Munter Revisits Killing of bin Laden on Fifth Anniversary
Those are hours I'll never forget, said EWI CEO and President Cameron Munter on the fifth anniversary of the U.S. killing of Osama bin Laden on the popular David Webb Show on May 2, 2016.
Munter—the U.S. Ambassador to Pakistan during that successful raid—looked back on what he called a very important day and gave a play by play of the day the founder of the terrorist organization Al-Qaeda, who was responsible for the September 11, 2001 tragedy, was killed.
He said his main job as a diplomat was to deal with the aftermath of the events and to ensure the protection of U.S. citizens in the country. It was quite a challenge because there was history in Pakistan of reactions, by mobs, for example, Munter said. After the successful raid, we had to pull in a team of leaders at the embassy and made sure our consulates were notified and everyone was safe, he added.

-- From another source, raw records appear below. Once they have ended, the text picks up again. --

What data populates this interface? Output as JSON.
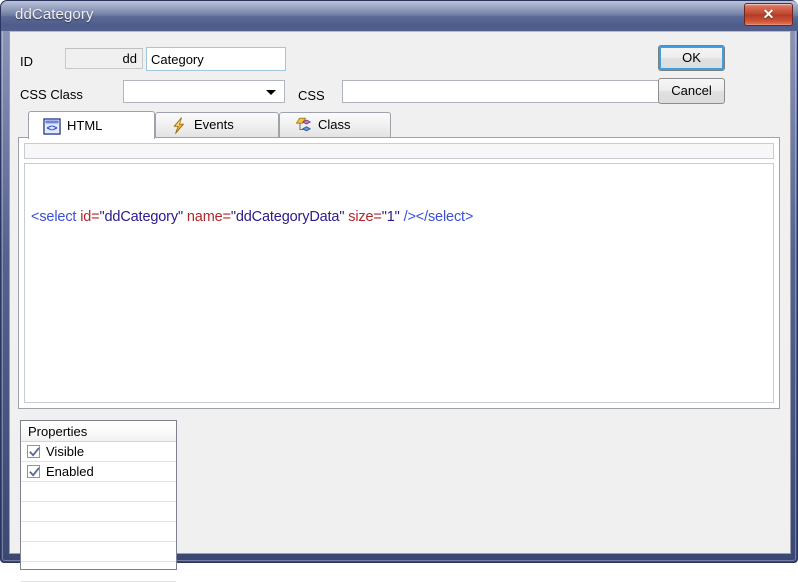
{
  "window": {
    "title": "ddCategory",
    "close_label": "✕"
  },
  "form": {
    "id_label": "ID",
    "id_prefix": "dd",
    "id_value": "Category",
    "css_class_label": "CSS Class",
    "css_class_value": "",
    "css_label": "CSS",
    "css_value": "",
    "ok_label": "OK",
    "cancel_label": "Cancel"
  },
  "tabs": [
    {
      "label": "HTML",
      "icon": "code-brackets-icon",
      "active": true
    },
    {
      "label": "Events",
      "icon": "lightning-bolt-icon",
      "active": false
    },
    {
      "label": "Class",
      "icon": "diamond-shapes-icon",
      "active": false
    }
  ],
  "editor": {
    "code_tokens": [
      {
        "text": "<select ",
        "type": "tag"
      },
      {
        "text": "id=",
        "type": "attr"
      },
      {
        "text": "\"ddCategory\"",
        "type": "val"
      },
      {
        "text": " ",
        "type": "tag"
      },
      {
        "text": "name=",
        "type": "attr"
      },
      {
        "text": "\"ddCategoryData\"",
        "type": "val"
      },
      {
        "text": " ",
        "type": "tag"
      },
      {
        "text": "size=",
        "type": "attr"
      },
      {
        "text": "\"1\"",
        "type": "val"
      },
      {
        "text": " /></select>",
        "type": "tag"
      }
    ]
  },
  "properties": {
    "header": "Properties",
    "rows": [
      {
        "label": "Visible",
        "checked": true
      },
      {
        "label": "Enabled",
        "checked": true
      },
      {
        "label": "",
        "checked": null
      },
      {
        "label": "",
        "checked": null
      },
      {
        "label": "",
        "checked": null
      },
      {
        "label": "",
        "checked": null
      },
      {
        "label": "",
        "checked": null
      }
    ]
  },
  "colors": {
    "title_bar": "#5c6a97",
    "close_button": "#c24a32",
    "focus_ring": "#3c9fe3",
    "tag": "#3c4fd8",
    "attr": "#b2262c",
    "value": "#2a1a8c"
  }
}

Munter also shrugged off the wide speculation that the Pakistani government knew all along bin Laden was on their home soil. I think there was a question whether they were competent enough to know this ... I think it was hugely humiliating for them and they were very embarassed when (bin Laden) showed up under their nose. I think it infuriated a number of people in Pakistan in positions of leadership because it was so embarassing.

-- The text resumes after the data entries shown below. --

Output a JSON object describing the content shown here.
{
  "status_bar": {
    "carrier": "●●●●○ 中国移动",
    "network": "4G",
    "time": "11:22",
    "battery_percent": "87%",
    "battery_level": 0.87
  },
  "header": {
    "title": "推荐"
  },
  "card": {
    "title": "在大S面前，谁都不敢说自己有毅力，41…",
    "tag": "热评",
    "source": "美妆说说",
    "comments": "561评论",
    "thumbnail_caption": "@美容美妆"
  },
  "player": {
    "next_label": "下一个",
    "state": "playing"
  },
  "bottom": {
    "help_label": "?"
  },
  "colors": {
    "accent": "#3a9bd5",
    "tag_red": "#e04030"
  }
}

Munter said the killing of bin Laden was no doubt a huge blow to the capability of Al-Qaeda and that the world has made major progress against terrorists in the last few years.
But I think it's wrong for us to assume that those organizations are like a standard army and you defeat them in a standard way, he said. Even though Al-Qaeda was very much set back and America was made safer by the death of Osama bin Laden, we have to remain very watchful about the metastasising of threat as it shows itself around the world.
Munter also said there had to be a certain sense of common purpose among enough leaders to make the policies they decide on effective. He believed there was a striking amount of discord between people in the Middle East and North Africa region as well as the inability of the Gulf states to work with some of the Arab states there.
To listen to the entire interview, click here.